- [EXERCISE INPUT]:
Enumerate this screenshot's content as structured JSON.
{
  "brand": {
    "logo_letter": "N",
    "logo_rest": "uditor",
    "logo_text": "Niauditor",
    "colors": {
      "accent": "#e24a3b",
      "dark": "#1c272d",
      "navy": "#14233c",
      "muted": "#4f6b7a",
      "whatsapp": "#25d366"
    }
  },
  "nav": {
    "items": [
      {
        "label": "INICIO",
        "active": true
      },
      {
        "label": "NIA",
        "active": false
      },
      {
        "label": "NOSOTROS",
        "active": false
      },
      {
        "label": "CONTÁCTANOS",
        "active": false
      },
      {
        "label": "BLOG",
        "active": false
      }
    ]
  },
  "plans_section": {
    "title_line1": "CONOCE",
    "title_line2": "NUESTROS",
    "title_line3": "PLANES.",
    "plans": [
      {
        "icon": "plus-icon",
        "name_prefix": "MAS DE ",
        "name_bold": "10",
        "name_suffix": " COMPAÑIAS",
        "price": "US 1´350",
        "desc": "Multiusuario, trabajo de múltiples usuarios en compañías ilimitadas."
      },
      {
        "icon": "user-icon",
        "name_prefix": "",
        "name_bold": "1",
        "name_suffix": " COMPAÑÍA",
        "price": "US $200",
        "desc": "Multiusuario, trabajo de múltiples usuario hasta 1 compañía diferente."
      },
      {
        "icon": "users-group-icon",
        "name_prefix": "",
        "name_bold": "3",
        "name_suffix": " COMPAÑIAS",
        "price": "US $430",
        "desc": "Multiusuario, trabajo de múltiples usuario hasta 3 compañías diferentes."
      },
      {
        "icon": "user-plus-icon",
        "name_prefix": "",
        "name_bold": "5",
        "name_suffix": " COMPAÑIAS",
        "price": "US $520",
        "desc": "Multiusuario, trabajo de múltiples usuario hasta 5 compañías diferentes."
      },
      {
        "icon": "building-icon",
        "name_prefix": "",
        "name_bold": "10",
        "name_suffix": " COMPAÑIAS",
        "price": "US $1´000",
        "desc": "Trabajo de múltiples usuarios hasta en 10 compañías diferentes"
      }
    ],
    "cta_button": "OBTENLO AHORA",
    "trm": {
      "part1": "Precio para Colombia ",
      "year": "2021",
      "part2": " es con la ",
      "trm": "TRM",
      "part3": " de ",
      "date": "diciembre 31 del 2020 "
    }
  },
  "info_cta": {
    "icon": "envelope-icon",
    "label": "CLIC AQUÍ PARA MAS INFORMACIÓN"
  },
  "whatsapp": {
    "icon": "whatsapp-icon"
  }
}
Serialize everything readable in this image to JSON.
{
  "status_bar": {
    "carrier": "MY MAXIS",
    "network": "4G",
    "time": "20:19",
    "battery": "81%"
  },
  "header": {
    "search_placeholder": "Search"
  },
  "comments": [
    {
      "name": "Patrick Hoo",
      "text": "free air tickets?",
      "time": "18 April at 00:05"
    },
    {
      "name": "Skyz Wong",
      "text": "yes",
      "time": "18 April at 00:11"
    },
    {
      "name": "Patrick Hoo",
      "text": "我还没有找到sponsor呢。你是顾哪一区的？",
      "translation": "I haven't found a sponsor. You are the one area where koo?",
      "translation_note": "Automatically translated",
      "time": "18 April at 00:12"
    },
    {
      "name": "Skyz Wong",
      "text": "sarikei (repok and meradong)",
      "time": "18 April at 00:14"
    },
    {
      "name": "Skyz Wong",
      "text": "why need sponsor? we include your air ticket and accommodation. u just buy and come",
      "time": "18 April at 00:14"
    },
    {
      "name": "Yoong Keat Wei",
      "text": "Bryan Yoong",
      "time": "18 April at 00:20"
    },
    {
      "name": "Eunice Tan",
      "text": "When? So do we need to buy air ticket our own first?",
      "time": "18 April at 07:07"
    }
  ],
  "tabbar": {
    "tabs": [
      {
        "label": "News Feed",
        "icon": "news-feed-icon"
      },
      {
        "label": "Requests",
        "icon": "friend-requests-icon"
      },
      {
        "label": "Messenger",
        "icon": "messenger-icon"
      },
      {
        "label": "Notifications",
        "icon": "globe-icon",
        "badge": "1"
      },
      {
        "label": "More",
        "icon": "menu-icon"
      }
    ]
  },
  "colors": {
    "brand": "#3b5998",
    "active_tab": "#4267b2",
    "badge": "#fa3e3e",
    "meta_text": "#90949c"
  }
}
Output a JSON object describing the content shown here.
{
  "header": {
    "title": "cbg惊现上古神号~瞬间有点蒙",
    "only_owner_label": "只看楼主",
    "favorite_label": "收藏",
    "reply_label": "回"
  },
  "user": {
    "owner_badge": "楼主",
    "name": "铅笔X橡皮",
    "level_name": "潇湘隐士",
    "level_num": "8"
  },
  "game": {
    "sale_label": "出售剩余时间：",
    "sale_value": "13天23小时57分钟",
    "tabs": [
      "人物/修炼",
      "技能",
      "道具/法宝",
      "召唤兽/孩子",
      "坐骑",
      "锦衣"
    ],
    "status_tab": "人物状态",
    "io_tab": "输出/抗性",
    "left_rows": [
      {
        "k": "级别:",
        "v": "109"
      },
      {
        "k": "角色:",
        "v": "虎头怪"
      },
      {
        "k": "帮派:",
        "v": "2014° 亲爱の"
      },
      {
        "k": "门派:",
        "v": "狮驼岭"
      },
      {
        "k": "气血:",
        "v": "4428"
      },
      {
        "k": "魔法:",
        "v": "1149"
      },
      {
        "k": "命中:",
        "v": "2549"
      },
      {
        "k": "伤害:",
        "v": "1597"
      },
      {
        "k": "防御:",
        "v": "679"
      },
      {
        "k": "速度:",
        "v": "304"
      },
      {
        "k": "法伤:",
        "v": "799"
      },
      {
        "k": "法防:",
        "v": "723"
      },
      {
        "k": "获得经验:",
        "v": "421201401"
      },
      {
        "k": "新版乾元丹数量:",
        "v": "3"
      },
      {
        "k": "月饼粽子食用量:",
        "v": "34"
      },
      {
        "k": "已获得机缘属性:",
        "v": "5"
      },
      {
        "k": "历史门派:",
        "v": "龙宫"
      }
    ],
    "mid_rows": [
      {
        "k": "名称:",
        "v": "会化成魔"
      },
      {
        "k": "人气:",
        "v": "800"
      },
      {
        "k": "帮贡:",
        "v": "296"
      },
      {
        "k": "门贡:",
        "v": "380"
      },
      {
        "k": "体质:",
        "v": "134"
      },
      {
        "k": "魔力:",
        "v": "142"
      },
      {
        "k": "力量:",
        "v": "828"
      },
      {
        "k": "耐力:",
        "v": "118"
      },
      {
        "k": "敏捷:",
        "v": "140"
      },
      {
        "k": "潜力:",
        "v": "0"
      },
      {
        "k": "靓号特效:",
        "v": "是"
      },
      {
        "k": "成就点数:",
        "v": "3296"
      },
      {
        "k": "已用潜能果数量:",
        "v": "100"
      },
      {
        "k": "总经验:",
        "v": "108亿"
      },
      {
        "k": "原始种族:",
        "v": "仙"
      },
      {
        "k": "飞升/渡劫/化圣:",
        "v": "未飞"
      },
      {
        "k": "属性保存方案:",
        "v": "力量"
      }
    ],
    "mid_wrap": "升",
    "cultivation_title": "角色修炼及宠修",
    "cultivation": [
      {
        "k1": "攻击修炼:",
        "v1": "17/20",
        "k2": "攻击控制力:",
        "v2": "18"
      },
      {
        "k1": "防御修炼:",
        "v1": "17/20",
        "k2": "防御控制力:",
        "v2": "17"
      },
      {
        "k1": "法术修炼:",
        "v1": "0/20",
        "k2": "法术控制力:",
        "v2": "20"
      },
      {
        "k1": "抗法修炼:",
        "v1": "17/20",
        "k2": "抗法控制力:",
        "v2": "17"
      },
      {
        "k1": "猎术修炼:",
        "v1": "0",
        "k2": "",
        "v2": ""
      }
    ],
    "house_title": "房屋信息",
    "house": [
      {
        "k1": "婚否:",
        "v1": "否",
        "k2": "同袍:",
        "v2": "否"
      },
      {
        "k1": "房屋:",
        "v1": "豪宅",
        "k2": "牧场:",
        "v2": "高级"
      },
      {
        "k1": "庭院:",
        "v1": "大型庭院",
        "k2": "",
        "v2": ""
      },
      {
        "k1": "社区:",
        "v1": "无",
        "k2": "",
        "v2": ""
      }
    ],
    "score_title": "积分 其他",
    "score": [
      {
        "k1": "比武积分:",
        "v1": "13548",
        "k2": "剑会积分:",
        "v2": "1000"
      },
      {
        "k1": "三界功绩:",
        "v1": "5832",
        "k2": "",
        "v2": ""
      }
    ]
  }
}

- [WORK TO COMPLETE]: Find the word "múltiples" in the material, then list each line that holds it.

- [PROBLEM SOLUTION]:
        "desc": "Multiusuario, trabajo de múltiples usuarios en compañías ilimitadas."
        "desc": "Multiusuario, trabajo de múltiples usuario hasta 1 compañía diferente."
        "desc": "Multiusuario, trabajo de múltiples usuario hasta 3 compañías diferentes."
        "desc": "Multiusuario, trabajo de múltiples usuario hasta 5 compañías diferentes."
        "desc": "Trabajo de múltiples usuarios hasta en 10 compañías diferentes"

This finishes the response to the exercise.